**TO DO:** Please count the lines of the data that contain "painting" and state only the total.

**SUPPLIED DATA:**

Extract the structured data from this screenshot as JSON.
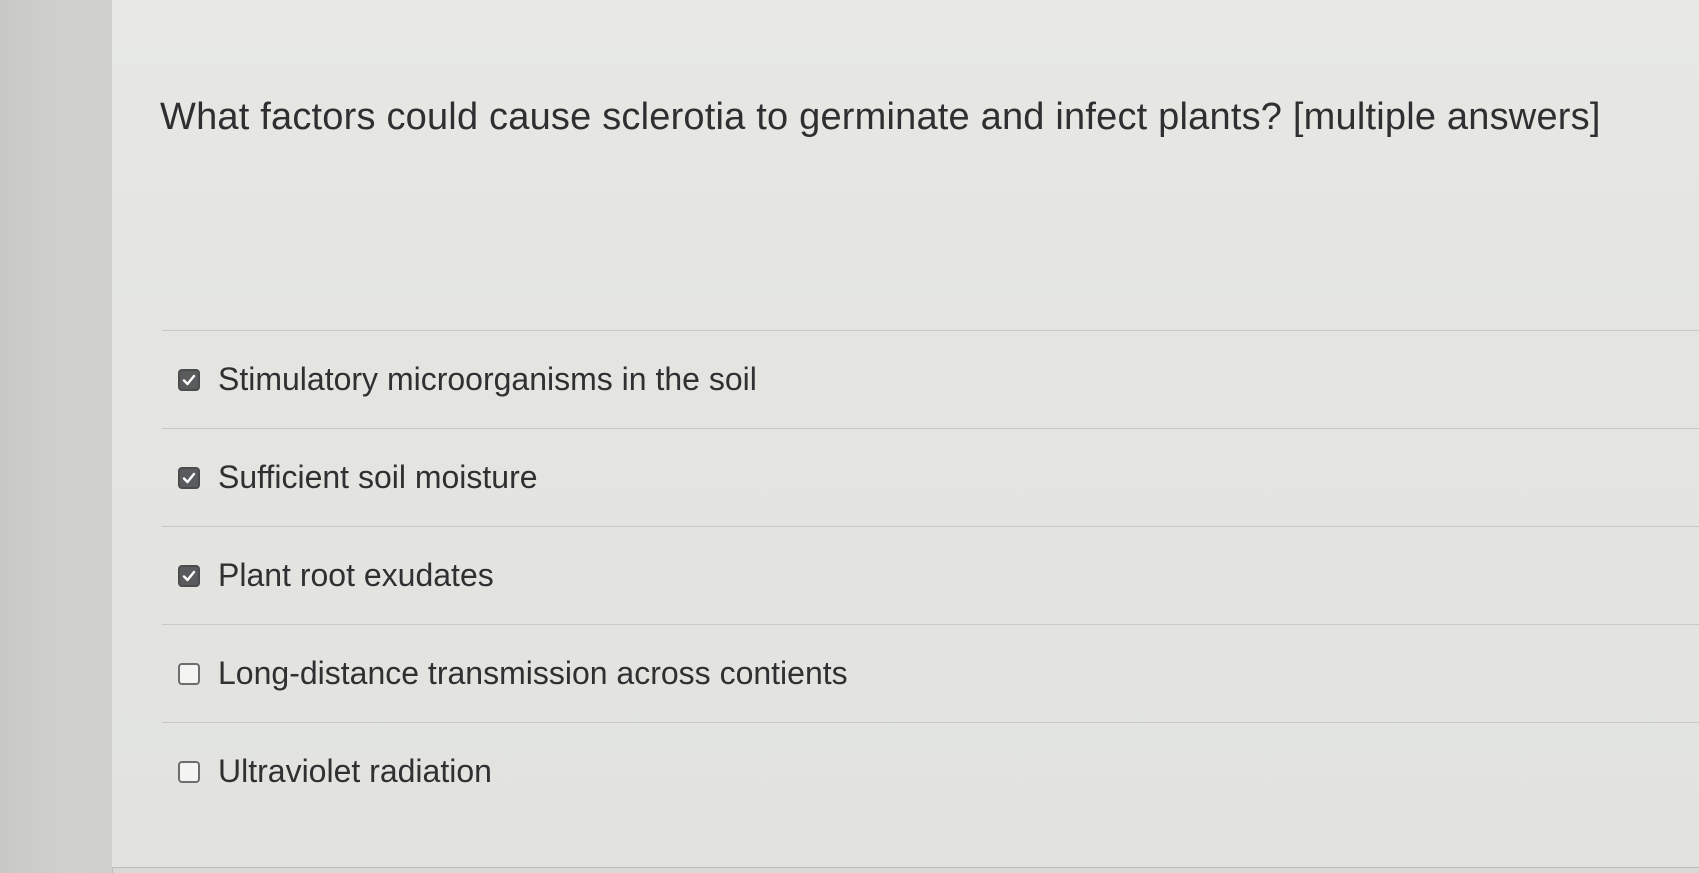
{
  "question": {
    "text": "What factors could cause sclerotia to germinate and infect plants? [multiple answers]"
  },
  "answers": [
    {
      "label": "Stimulatory microorganisms in the soil",
      "checked": true
    },
    {
      "label": "Sufficient soil moisture",
      "checked": true
    },
    {
      "label": "Plant root exudates",
      "checked": true
    },
    {
      "label": "Long-distance transmission across contients",
      "checked": false
    },
    {
      "label": "Ultraviolet radiation",
      "checked": false
    }
  ],
  "icons": {
    "checked": "checkmark-icon"
  }
}
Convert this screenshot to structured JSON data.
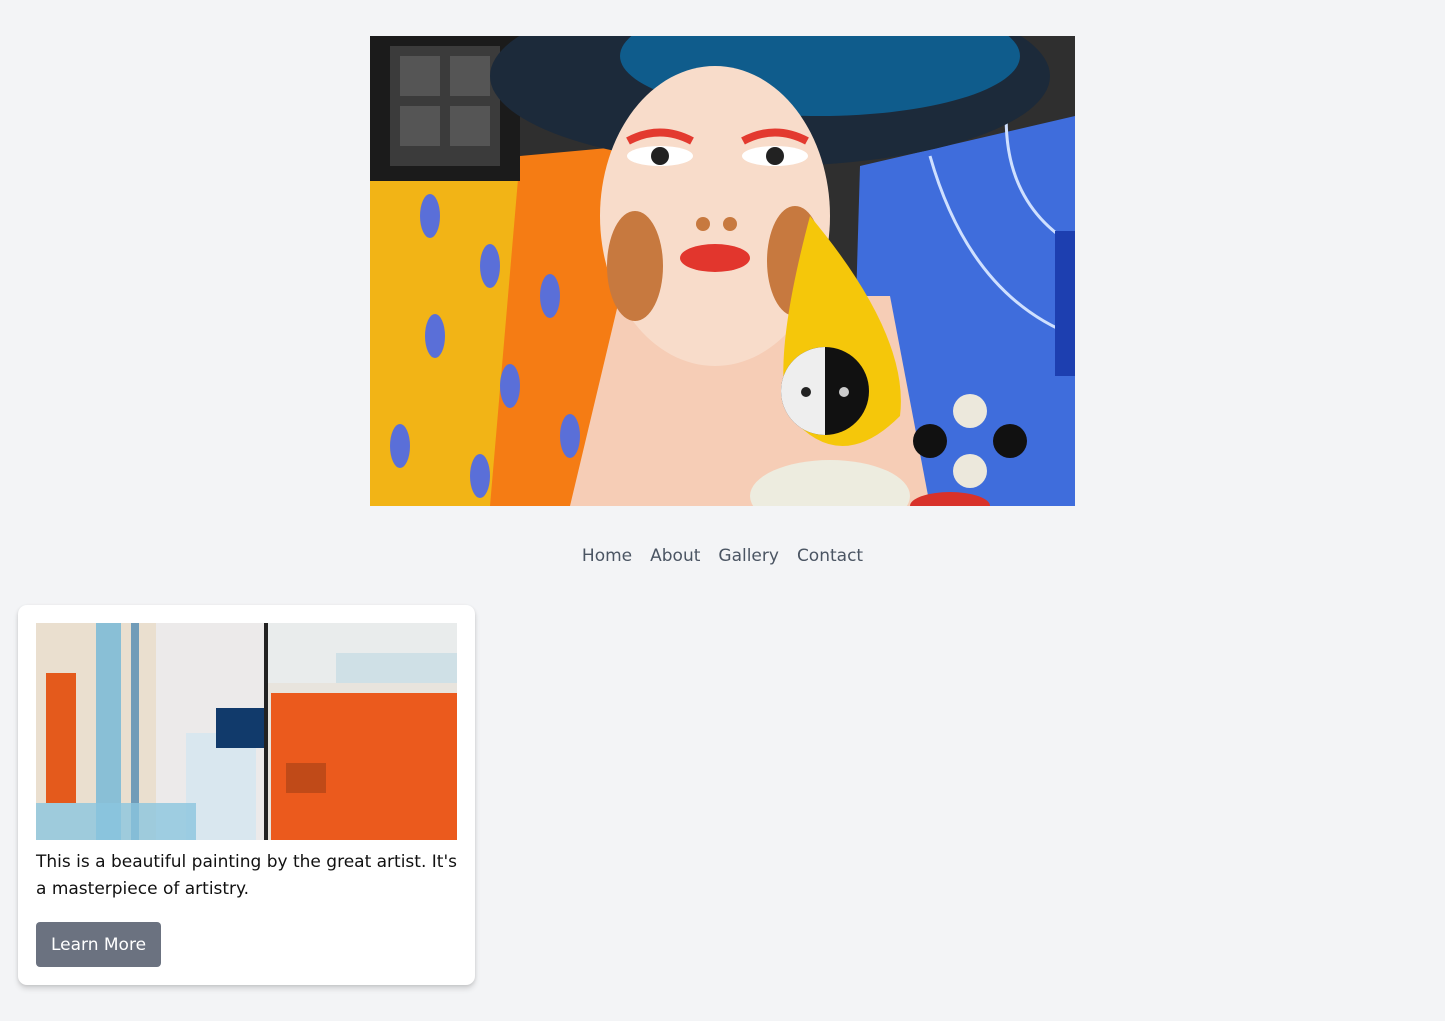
{
  "hero": {
    "image_semantic": "colorful-portrait-painting"
  },
  "nav": {
    "items": [
      {
        "label": "Home"
      },
      {
        "label": "About"
      },
      {
        "label": "Gallery"
      },
      {
        "label": "Contact"
      }
    ]
  },
  "card": {
    "image_semantic": "abstract-painting-thumbnail",
    "description": "This is a beautiful painting by the great artist. It's a masterpiece of artistry.",
    "button_label": "Learn More"
  },
  "colors": {
    "page_background": "#f3f4f6",
    "card_background": "#ffffff",
    "button_background": "#6b7280",
    "button_text": "#ffffff",
    "nav_text": "#4b5563"
  }
}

**WRITTEN RESPONSE:** 3